The tax implications of selling your primary residence can be significant and often complicated. Here are a few tips to consider before, during and after the sale:
- Planning in advance and exploring the tax ramifications for your individual circumstances is a very wise move.
- Consider contacting your tax professional for up-to-date advise on how a home sale will impact you.
- If you have owned and lived in the property as your primary residence for at least two out of the past five years, you may be able to exclude all or at least part of any gain from your income.
- Up to $250,000 of any gain can be excluded for an individual. For a joint return, that number is $500,000.
- The excluded gain discussed in # 4 is not subject to the Net Investment Income Tax. This tax goes into effect for the 2013 tax year.
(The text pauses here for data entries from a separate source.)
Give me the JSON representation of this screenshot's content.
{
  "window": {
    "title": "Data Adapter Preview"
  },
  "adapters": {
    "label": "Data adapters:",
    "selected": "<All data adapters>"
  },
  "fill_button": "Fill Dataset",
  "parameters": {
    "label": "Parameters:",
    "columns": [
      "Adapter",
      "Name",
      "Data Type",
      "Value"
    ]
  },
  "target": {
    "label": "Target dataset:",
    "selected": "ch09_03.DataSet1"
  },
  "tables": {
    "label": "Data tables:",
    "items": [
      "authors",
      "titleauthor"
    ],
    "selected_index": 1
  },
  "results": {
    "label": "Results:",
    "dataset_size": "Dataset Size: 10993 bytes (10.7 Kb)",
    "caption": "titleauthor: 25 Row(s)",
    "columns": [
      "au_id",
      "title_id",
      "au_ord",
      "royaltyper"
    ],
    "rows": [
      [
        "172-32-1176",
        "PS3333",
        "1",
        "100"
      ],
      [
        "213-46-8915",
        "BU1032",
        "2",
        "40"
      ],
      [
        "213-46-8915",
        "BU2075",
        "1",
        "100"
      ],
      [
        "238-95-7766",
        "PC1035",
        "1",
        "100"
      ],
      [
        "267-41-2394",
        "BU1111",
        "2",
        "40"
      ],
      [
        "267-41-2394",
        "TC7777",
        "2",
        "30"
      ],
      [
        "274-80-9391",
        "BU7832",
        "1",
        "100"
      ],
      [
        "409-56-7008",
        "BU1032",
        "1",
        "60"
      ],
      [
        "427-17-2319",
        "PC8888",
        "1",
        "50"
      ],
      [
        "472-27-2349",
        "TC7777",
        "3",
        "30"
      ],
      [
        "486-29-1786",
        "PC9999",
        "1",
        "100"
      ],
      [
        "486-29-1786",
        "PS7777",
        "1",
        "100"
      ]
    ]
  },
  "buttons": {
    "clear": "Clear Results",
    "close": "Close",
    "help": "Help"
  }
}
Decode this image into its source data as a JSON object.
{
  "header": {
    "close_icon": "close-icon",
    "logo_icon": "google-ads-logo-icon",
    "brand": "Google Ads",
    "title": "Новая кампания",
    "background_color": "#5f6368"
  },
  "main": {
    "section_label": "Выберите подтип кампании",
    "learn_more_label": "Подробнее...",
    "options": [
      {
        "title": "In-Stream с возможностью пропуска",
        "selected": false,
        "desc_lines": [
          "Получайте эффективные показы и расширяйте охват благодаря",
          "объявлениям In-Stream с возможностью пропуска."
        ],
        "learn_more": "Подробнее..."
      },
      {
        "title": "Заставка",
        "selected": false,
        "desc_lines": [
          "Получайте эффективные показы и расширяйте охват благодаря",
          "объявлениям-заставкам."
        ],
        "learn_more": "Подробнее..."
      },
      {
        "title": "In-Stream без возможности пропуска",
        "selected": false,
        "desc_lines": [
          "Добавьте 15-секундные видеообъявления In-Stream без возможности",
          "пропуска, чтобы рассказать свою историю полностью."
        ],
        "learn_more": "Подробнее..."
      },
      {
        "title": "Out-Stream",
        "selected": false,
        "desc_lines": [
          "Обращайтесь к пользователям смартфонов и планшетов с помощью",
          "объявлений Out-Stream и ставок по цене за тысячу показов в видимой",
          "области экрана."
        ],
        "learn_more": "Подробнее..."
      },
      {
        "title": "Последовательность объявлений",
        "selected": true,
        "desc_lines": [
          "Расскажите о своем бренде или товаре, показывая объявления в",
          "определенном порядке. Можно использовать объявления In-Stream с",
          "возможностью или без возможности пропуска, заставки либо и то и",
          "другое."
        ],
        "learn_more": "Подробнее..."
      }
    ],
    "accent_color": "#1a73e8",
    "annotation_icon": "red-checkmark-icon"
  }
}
- Generally, if all of the gain from a sale can be excluded, you do not have to report the sale on your return.
- If some of the gain cannot be excluded, you will need to report the sale of the home on your taxes.
- If you receive a Form 1099-S Proceeds From Real Estate Transaction, you will need to report the sale on your taxes. This form will also be received by the IRS and they will be looking for it on your return.
- If you have excluded a home within the past two years, you usually will not be able to exclude gain from the sale of a second home.
- Your primary home is generally considered to be the home in which you spend the most time no matter how many residences you own.
- Losses from the sale of a primary residence are not deductible on your tax returns.
Contact us at 916-576-7050 for assistance with planning for the sale of any residence or other property.